The Truth About Epilepsy
I was compensated by Med-IQ in collaboration with Duke Health to write about the risks of uncontrolled epilepsy and surgical treatment for epilepsy. All opinions are my own.
This post is not intended to be a replacement for medical advice. The purpose of this post is to bring awareness to epilepsy and provide resources for further discussion. If you think you might have epilepsy, see your healthcare provider.
I remember the first time my son had a seizure.
We threw him in the car and raced to the hospital.
It was the longest trip of my life.
“A febrile seizure,” they said, “brought on by a fever, not epilepsy.”
But, what if it had been?
Epilepsy is defined as having two or more unprovoked seizures.
Epilepsy affects about 1% of the US population (or roughly 3 million people.)
The risks of untreated epilepsy can range in severity from physical injuries due to falls, to mood disorders and memory impairments, to SUDEP, which stands for Sudden Unexplained Death in Epilepsy.
The first line of treatment for epilepsy is medication use, which stops seizures in approximately 60% to 70% of patients.
Roughly 30% of epilepsy patients have ongoing seizures despite the use of medications; these are the patients who should be evaluated for surgical treatment.
Once a patient has a diagnosis of epilepsy and has attempted more than 2 medications and still experiences seizures, their health care provider should refer the patient to an epilepsy center, where advanced epilepsy doctors can thoroughly review the patient’s case and consider the role for possible surgical treatment.
No family should fear the unknown and every patient should have access to up to date research and knowledgeable physicians.
It’s so important to share current treatment and facts surrounding epilepsy- I am honored to be working with Duke Health and Med-IQ to spread awareness.
Med-IQ is an accredited medical education company that provides an exceptional educational experience for physicians, nurses, pharmacists, and other healthcare professionals.
Duke Health is a Level 4 Epilepsy Center and recognized by the National Association of Epilepsy Centers for providing the highest level of diagnosis, treatment, and surgical treatment options for patients with epilepsy.

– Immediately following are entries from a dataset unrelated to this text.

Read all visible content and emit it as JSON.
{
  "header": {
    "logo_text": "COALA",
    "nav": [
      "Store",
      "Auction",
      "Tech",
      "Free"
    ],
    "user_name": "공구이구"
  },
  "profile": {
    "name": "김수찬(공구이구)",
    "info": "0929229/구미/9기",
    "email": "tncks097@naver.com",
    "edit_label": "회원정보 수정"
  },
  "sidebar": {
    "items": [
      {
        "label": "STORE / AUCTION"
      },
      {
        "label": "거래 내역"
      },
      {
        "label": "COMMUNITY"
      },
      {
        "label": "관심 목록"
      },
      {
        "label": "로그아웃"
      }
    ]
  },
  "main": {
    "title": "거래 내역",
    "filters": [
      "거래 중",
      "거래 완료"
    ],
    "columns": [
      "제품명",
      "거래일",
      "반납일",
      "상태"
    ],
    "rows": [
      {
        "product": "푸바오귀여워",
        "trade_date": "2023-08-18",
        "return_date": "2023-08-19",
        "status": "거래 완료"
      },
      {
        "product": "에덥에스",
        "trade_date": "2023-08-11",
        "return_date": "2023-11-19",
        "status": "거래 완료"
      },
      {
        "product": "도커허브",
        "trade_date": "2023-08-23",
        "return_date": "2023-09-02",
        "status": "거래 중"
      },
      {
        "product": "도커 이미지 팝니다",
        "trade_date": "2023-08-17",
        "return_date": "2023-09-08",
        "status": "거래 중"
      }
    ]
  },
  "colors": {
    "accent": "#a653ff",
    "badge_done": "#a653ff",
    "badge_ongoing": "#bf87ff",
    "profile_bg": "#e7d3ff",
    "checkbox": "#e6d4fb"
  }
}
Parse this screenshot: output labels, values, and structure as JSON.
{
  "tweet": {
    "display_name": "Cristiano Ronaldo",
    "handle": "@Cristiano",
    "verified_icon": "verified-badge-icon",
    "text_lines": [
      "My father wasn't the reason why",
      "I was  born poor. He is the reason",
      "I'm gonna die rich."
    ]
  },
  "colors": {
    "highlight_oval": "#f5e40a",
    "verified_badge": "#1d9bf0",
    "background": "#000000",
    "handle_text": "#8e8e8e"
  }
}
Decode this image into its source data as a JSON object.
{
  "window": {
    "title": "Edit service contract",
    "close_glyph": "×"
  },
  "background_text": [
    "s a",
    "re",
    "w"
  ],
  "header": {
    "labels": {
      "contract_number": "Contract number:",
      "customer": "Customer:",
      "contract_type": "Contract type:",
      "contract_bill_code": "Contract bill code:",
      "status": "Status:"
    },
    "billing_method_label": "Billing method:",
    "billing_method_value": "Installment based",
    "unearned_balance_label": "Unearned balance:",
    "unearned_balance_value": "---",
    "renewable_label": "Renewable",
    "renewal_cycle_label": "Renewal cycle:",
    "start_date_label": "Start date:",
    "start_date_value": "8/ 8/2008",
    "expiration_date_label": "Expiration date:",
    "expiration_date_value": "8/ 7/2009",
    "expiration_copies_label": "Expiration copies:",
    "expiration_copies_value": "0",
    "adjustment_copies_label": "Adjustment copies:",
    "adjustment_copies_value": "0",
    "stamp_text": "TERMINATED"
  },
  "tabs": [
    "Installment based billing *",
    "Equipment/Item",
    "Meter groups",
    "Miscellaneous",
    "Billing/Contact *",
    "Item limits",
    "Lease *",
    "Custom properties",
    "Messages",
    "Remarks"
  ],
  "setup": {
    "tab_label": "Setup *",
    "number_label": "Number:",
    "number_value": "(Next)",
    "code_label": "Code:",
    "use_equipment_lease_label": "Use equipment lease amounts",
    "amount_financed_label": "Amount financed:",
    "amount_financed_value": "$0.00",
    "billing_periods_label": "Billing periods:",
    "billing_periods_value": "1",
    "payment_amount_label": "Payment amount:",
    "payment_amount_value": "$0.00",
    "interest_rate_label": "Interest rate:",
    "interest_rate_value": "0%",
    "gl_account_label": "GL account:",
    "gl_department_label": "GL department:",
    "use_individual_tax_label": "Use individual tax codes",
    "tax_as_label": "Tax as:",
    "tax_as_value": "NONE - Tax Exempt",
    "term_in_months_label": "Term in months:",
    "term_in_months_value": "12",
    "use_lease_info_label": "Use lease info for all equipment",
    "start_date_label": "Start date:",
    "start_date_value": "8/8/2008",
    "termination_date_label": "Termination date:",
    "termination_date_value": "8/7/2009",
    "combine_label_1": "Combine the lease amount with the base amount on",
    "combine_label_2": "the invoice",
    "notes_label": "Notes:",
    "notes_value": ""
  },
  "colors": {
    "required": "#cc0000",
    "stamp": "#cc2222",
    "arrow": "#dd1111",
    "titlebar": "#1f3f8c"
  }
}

Our goal is to maximize quality of life and seizure control for individuals living with epilepsy.
BONUS: TAKE A SHORT SURVEY TO WIN $100
Med-IQ and Duke Health are conducting an anonymous survey and would appreciate your input. It will take less than 10 minutes to complete (survey responses only shared in aggregate.)

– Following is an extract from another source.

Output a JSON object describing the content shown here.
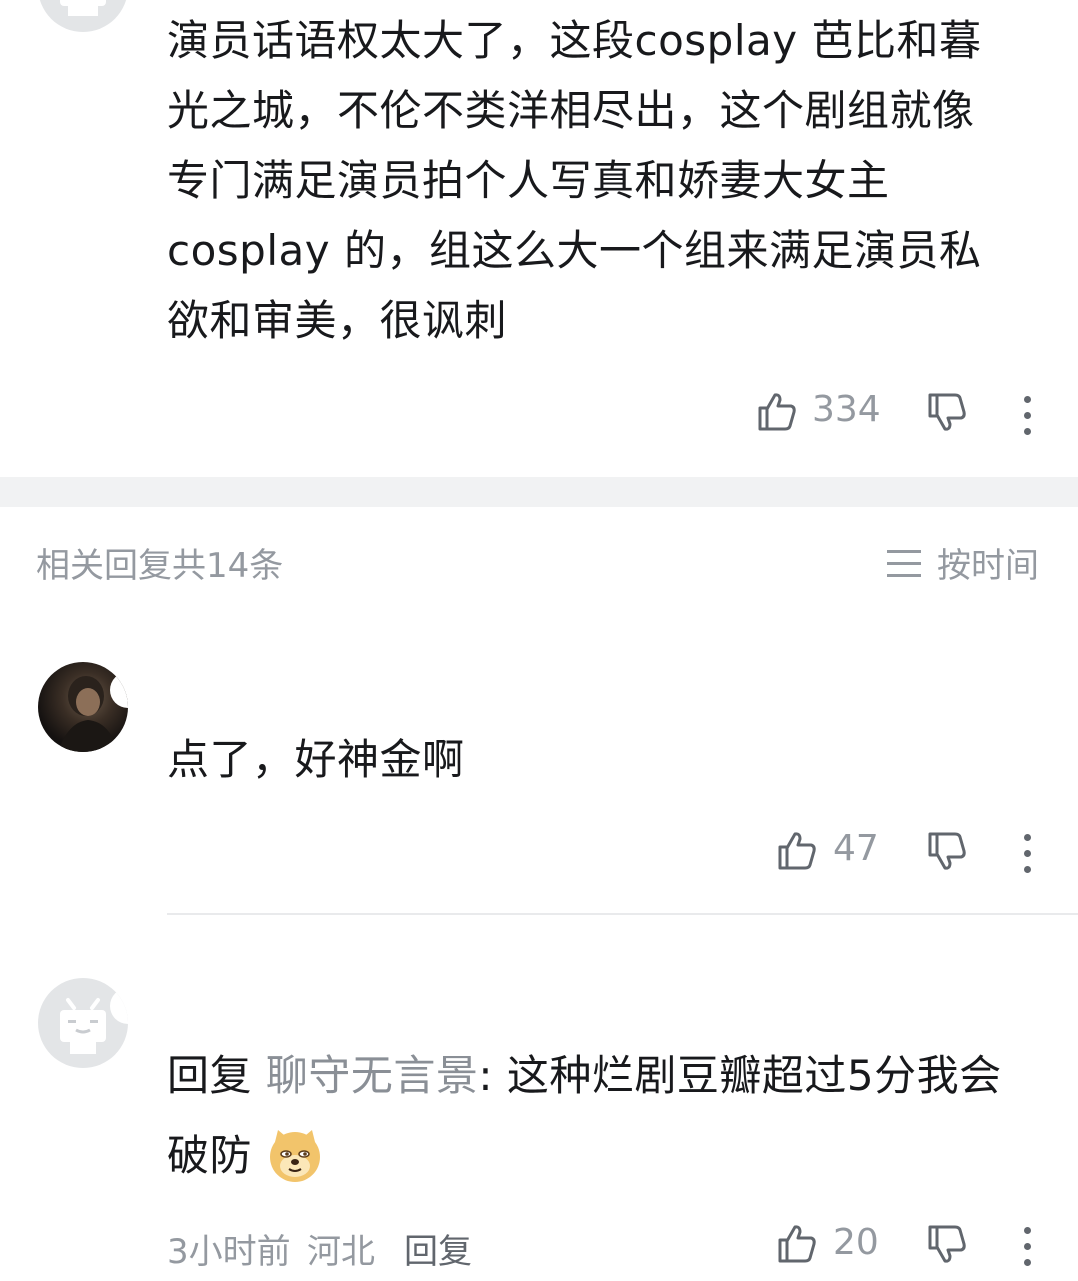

Your responses to these survey questions will provide Med-IQ and Duke Health with important information about your experience or your loved one’s experience with epilepsy treatment, which will help us develop future educational initiatives.
Once you’ve completed the survey, you will have the option of providing your email address to be entered into a random drawing administered by SOMA Strategies to win 1 of 3 $100 VISA gift cards. If you choose to enter, your email address will be used to randomly draw the winners and notify you of your prize if you win.